# Work order
In the entries below, find the lines with the word "icon" and copy them.
"""
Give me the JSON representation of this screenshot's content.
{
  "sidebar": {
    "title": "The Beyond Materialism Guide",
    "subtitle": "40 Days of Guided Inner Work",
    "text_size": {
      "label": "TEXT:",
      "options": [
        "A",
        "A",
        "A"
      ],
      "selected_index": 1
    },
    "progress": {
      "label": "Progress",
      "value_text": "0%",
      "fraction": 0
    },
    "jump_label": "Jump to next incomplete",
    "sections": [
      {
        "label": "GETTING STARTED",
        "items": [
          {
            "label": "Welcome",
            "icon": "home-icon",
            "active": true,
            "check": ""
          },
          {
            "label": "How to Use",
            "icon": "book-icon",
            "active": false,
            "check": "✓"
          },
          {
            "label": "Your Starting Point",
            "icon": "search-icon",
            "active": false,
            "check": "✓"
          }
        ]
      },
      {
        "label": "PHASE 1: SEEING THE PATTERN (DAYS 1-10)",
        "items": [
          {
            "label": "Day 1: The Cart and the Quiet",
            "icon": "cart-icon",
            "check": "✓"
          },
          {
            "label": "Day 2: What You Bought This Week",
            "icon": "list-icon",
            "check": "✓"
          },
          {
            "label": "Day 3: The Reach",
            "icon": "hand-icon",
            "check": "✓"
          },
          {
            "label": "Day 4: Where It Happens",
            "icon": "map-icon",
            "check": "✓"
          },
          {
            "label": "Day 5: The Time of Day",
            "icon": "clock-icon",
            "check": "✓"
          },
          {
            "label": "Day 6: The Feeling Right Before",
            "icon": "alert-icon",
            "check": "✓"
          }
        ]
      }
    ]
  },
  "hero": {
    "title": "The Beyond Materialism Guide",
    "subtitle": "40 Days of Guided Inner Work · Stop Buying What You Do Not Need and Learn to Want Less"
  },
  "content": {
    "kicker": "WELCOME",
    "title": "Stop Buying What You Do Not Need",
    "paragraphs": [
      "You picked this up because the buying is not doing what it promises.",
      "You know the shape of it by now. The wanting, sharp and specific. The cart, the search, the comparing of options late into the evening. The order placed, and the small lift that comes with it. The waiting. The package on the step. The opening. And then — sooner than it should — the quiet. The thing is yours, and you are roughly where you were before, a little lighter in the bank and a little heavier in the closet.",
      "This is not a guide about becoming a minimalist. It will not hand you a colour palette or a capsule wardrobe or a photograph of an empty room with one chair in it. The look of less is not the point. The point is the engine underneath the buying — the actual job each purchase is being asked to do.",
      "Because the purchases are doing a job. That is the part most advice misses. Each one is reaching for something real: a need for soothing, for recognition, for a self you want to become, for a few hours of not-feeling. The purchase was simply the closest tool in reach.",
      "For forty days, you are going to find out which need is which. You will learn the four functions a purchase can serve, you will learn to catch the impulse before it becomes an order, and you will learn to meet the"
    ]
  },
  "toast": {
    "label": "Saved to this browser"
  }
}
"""
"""
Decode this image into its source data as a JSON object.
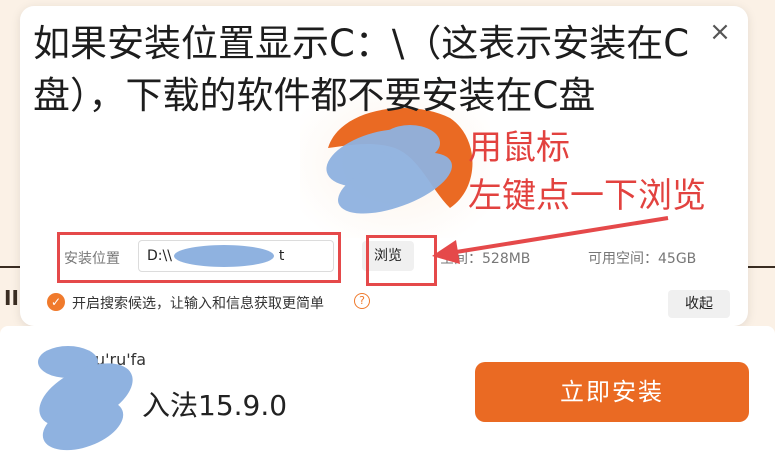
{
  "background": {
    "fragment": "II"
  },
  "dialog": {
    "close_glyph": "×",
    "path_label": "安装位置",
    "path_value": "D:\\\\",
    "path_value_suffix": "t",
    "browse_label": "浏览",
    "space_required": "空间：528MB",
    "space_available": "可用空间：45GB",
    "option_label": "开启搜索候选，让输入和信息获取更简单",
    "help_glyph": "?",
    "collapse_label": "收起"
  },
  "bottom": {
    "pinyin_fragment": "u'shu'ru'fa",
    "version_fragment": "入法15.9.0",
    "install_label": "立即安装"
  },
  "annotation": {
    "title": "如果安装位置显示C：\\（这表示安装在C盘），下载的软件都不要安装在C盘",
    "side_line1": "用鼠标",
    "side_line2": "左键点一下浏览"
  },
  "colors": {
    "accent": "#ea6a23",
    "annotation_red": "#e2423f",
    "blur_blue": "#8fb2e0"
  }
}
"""
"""
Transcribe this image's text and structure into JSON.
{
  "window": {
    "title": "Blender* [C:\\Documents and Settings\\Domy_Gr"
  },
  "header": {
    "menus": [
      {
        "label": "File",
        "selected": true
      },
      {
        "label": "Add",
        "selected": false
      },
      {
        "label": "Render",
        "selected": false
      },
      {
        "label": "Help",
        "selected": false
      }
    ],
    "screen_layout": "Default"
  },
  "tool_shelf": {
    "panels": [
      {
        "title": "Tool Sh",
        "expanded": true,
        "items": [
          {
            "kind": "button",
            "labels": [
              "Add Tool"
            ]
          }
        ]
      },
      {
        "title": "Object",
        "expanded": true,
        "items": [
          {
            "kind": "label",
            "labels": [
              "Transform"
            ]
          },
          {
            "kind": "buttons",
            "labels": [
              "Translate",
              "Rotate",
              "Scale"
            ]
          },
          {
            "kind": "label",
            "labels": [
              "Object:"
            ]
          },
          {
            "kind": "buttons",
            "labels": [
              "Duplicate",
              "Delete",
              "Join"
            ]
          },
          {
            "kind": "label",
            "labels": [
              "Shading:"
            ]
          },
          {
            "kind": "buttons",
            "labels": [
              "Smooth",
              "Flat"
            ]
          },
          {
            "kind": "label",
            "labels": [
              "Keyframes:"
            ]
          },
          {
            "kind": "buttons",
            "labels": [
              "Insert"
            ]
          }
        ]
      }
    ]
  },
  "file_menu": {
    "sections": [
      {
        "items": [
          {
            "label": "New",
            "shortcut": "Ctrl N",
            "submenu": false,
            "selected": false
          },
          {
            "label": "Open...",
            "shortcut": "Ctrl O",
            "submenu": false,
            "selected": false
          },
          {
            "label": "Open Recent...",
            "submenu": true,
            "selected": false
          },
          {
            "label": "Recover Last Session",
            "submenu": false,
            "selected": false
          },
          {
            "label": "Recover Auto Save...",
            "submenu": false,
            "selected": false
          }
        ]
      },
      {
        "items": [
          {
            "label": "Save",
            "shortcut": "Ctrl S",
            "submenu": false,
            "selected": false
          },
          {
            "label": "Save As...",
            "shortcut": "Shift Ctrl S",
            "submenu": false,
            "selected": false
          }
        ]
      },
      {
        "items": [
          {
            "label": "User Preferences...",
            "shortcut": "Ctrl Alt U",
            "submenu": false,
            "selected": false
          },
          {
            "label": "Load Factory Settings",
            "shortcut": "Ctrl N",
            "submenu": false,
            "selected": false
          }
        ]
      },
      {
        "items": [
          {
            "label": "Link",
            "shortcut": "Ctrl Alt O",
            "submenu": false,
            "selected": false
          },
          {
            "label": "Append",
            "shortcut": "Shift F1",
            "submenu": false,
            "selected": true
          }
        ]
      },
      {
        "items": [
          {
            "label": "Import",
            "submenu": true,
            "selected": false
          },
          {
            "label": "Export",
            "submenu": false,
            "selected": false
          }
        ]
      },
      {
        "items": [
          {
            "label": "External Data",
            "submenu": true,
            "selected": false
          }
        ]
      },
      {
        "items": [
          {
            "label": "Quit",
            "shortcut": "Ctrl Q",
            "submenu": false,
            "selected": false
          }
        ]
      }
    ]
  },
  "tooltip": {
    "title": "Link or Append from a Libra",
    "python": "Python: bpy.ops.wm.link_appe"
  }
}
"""
# Solution to this exercise
            "icon": "home-icon",
            "icon": "book-icon",
            "icon": "search-icon",
            "icon": "cart-icon",
            "icon": "list-icon",
            "icon": "hand-icon",
            "icon": "map-icon",
            "icon": "clock-icon",
            "icon": "alert-icon",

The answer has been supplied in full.